With four international medals in her nascent career, Kohli has already made a place for herself among her peers. At No. 5 in the Badminton World Federation women’s doubles world rankings, she and her partner Parul Parmar, are inside the Tokyo 2020 Paralympic qualifying cut. The duo won the women’s doubles title at the Uganda Para International Tournament last year, before taking the silver at the Peru Para Badminton International in one of the two tournaments, they competed in 2020.
The top six in the list published by International Paralympic Committee will get automatic qualification. “I want to be remembered as a Paralympian. And winning a medal at this biggest stage will be my dream,” said the determined Para shuttler who is ranked 10th in the women’s singles SU5 event.
‘Tokyo2020 postponement was disappointing’
Competing at the Tokyo 2020 Games, next year, is all the more important for Kohli as she competed in the qualification tournaments at the cost of her high school examinations. Out of the 13 qualification tournaments, 12 were completed and the last one was cancelled due to COVID-19.
“The Tokyo 2020 postponement was indeed a disappointment for me as I missed my board exams to secure qualification points towards my dream. I was only focused on doing well at the Games. But this has been a challenging time for
everyone and the decision was taken to ensure the safety and well-being of the athletes. Thus, the time I have got now, I want to overcome my weaknesses and get better and better in my game.”
Not just at the Tokyo 2020 Games, Kohli has already set medal targets for Paris 2024 and Los Angeles 2028 Paralympics.
“With all these targets to achieve, I will have less time for studies. However, I wish to study Physical Education and Mass Communication as my other career choice. I also want to be a qualified Official of Badminton like umpire or referee in future,” said Kohli.
Carolina Marin a big inspiration
The rise in her career notwithstanding, Kohli too saw the fall early as she faced a career-threatening injury in the summer of 2019.
A calf injury during the Irish Para Badminton International in June 2019 forced Kohli for a two-month lay-off. Though she returned for the BWF Para Badminton World Championships in August, but it was just to secure some crucial qualifying points.
“The injury wasn’t healed then. But I still wanted to take a chance and secure some important points. I then played in Thailand, China and Japan, but didn’t get the result as I expected. Negative thought crossed my mind quite often that how am I going to reach my goal when I am down with injury so early in my career.
“That was the time when I watched Carolina Marin’s comeback videos; how she spent hours in her rehabilitation to make a winning return after an eight-month break. That was quite inspiring for me; I kept my patience and started working on strengthening and conditioning of my body, especially my legs.”
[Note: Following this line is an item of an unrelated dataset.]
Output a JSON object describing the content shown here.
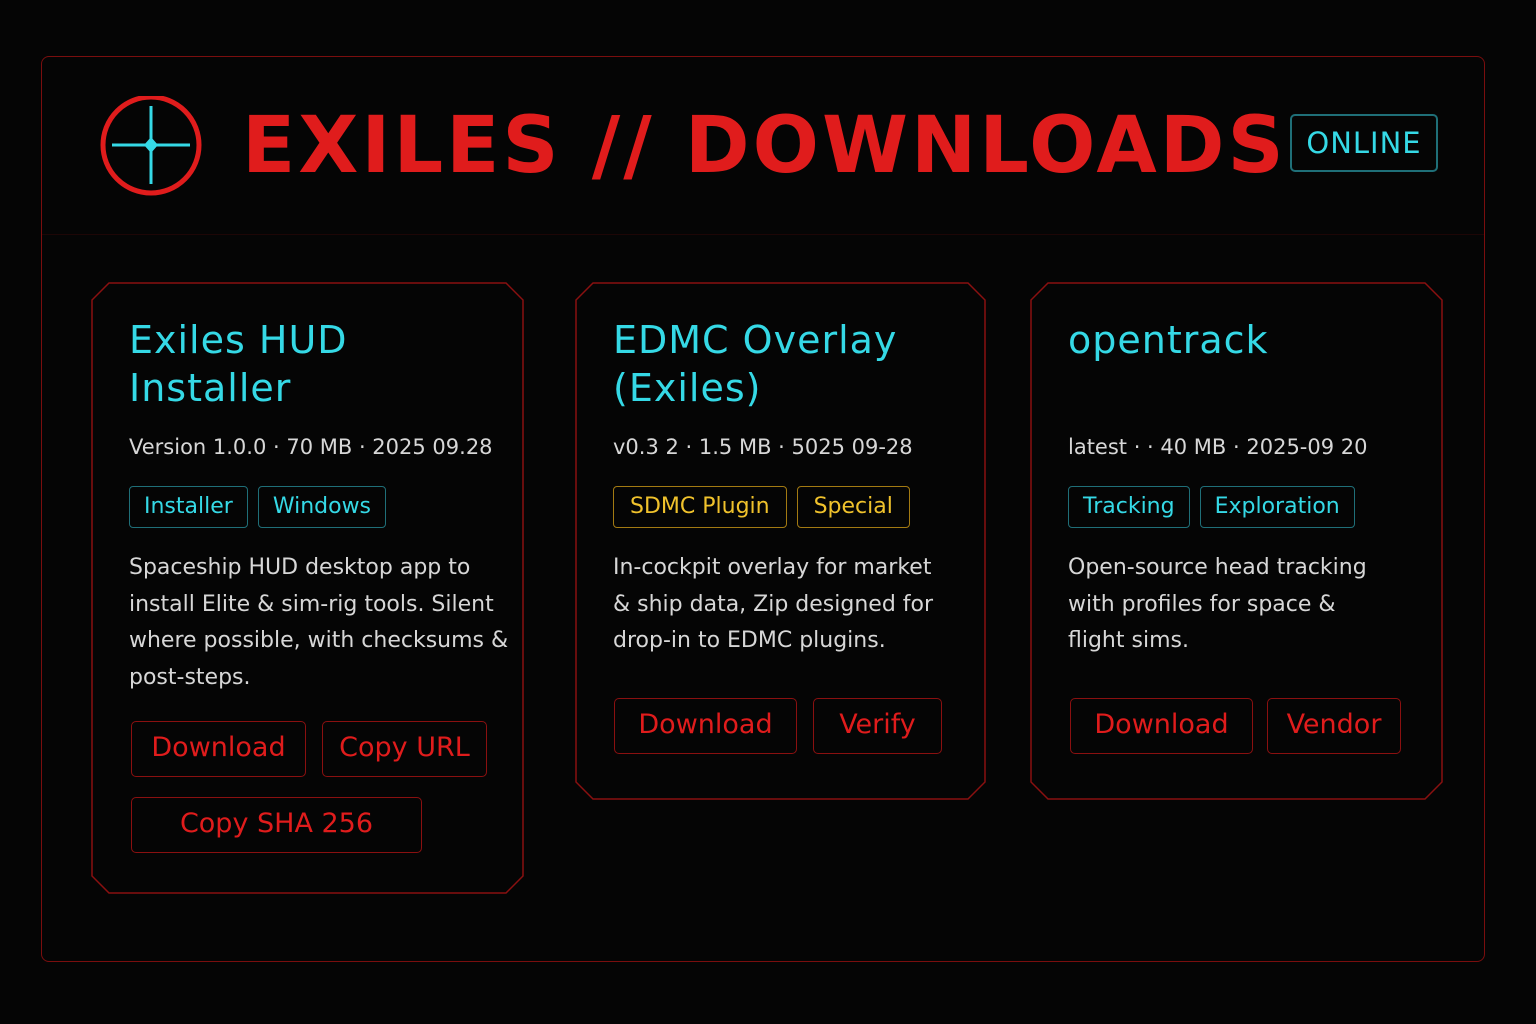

Kohli too acknowledges Khanna for his contribution and support in her career. “He is the one who also guides and motives me. He is not just my mentor but one whose qualities I want to have as a human being. When I was injured, it was him who was my pillar of strength, encouraging me to stay strong and to never give up,” said the player who is supported by flagship programmes Olympic Gold Quest (OGQ) and Welspun Super Sport Women’s Programme, while the Japanese manufacturing giant Yonex backs her with equipment.
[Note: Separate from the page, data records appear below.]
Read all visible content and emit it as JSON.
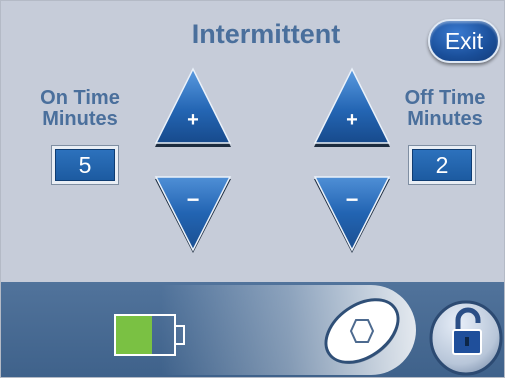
{
  "screen": {
    "title": "Intermittent",
    "exit_label": "Exit"
  },
  "on_time": {
    "label_line1": "On Time",
    "label_line2": "Minutes",
    "value": "5",
    "increase_symbol": "+",
    "decrease_symbol": "−"
  },
  "off_time": {
    "label_line1": "Off Time",
    "label_line2": "Minutes",
    "value": "2",
    "increase_symbol": "+",
    "decrease_symbol": "−"
  },
  "status_bar": {
    "battery_icon": "battery-icon",
    "battery_color": "#7ac143",
    "slider_icon": "slide-to-unlock-knob-icon",
    "lock_icon": "padlock-unlocked-icon"
  },
  "colors": {
    "background": "#c6ccd9",
    "accent_text": "#4a6f9c",
    "button_blue": "#1a4f9a",
    "bottom_bar": "#4a6c94"
  }
}
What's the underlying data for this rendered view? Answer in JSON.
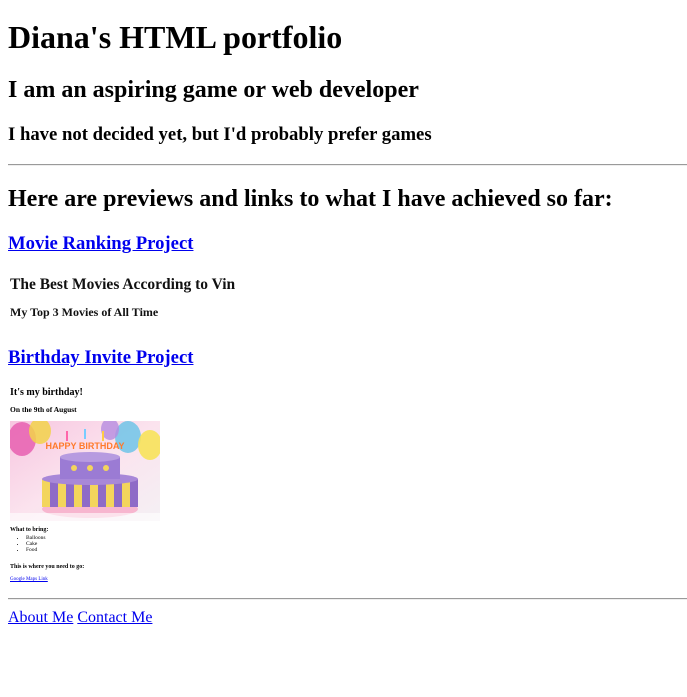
{
  "header": {
    "title": "Diana's HTML portfolio",
    "tagline": "I am an aspiring game or web developer",
    "subtitle": "I have not decided yet, but I'd probably prefer games"
  },
  "main": {
    "intro": "Here are previews and links to what I have achieved so far:",
    "projects": [
      {
        "link_label": "Movie Ranking Project",
        "preview": {
          "heading": "The Best Movies According to Vin",
          "subheading": "My Top 3 Movies of All Time"
        }
      },
      {
        "link_label": "Birthday Invite Project",
        "preview": {
          "heading": "It's my birthday!",
          "date": "On the 9th of August",
          "cake_text": "HAPPY BIRTHDAY",
          "bring_heading": "What to bring:",
          "bring_items": [
            "Balloons",
            "Cake",
            "Food"
          ],
          "location_heading": "This is where you need to go:",
          "map_link": "Google Maps Link"
        }
      }
    ]
  },
  "footer": {
    "about_label": "About Me",
    "contact_label": "Contact Me"
  },
  "colors": {
    "link": "#0000ee",
    "divider": "#9a9a9a"
  }
}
All for the sport
For Kohli, Para badminton is her world now. “The last few years has been a life changing experience for me. Para badminton introduced me to a whole new world. I am more confident and stronger now, able to set targets for myself and work towards achieving them as well.
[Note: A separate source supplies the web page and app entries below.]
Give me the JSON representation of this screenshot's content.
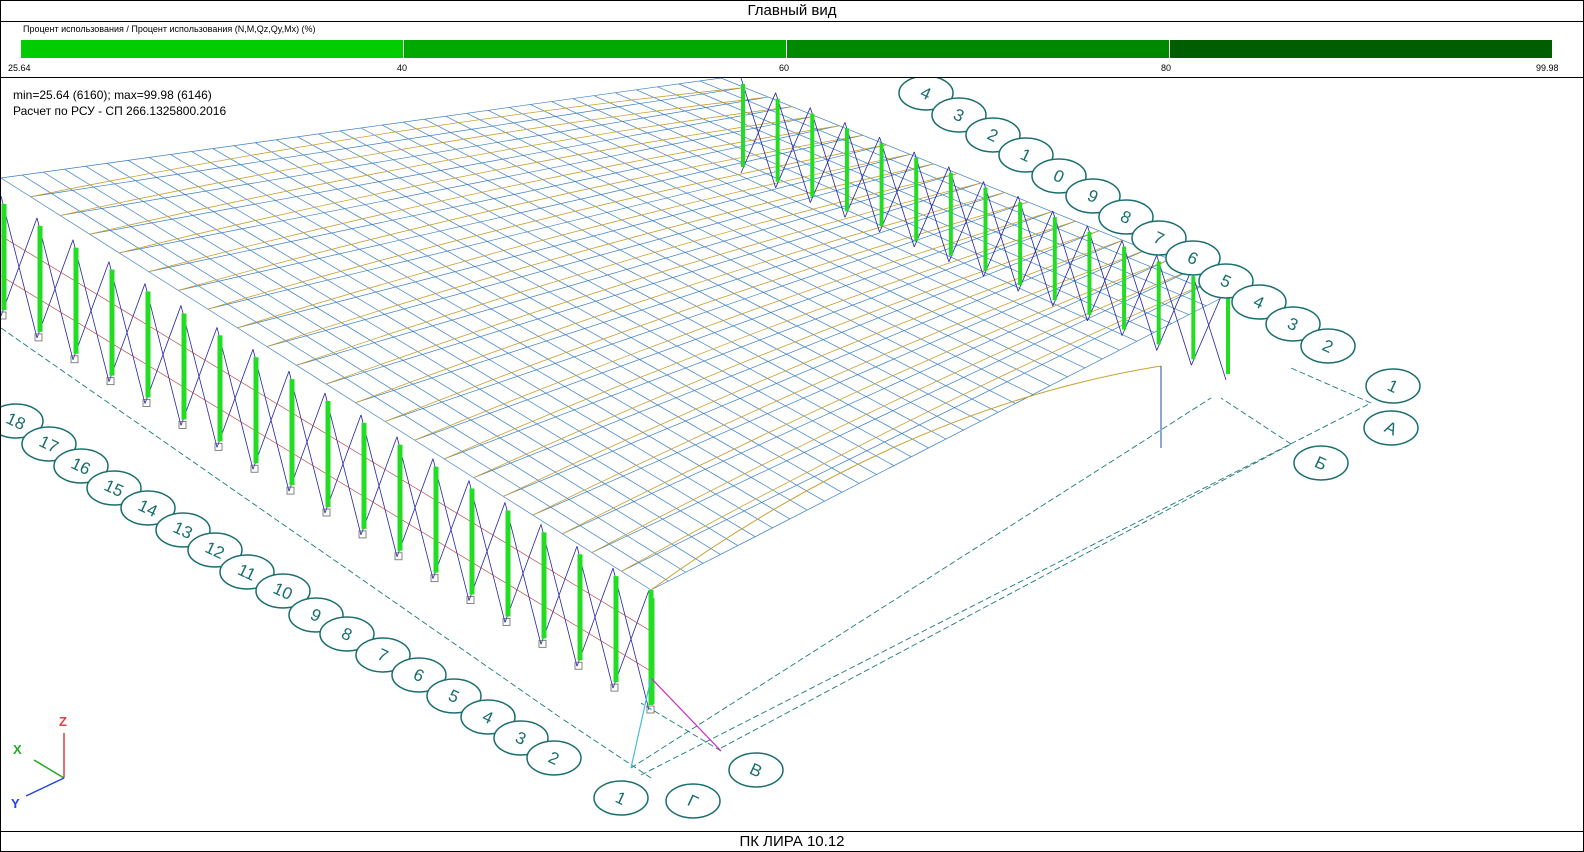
{
  "window": {
    "title": "Главный вид",
    "footer": "ПК ЛИРА 10.12"
  },
  "legend": {
    "caption": "Процент использования / Процент использования (N,M,Qz,Qy,Mx) (%)",
    "ticks": [
      "25.64",
      "40",
      "60",
      "80",
      "99.98"
    ],
    "colors": [
      "#00cc00",
      "#00a800",
      "#008800",
      "#005e00"
    ]
  },
  "info": {
    "line1": "min=25.64 (6160); max=99.98 (6146)",
    "line2": "Расчет по РСУ - СП 266.1325800.2016"
  },
  "axes": {
    "x": "X",
    "y": "Y",
    "z": "Z"
  },
  "grid_numbers_left": [
    "18",
    "17",
    "16",
    "15",
    "14",
    "13",
    "12",
    "11",
    "10",
    "9",
    "8",
    "7",
    "6",
    "5",
    "4",
    "3",
    "2",
    "1"
  ],
  "grid_numbers_right": [
    "4",
    "3",
    "2",
    "1",
    "0",
    "9",
    "8",
    "7",
    "6",
    "5",
    "4",
    "3",
    "2",
    "1"
  ],
  "grid_letters": [
    "А",
    "Б",
    "В",
    "Г"
  ],
  "colors": {
    "mesh": "#3a7fc4",
    "axis_line": "#1a7a7a",
    "column": "#22dd22",
    "bracing": "#2222aa",
    "rafter": "#c8a030"
  }
}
“It has been the reason for my happiest moments in life. I, no more, feel disabled or being sad about my condition. For the last two years, I am also the school captain and am very happy to be able to change the perception of so many people. I hope I can do something big in Para badminton and make my parents, coach and country proud one day.”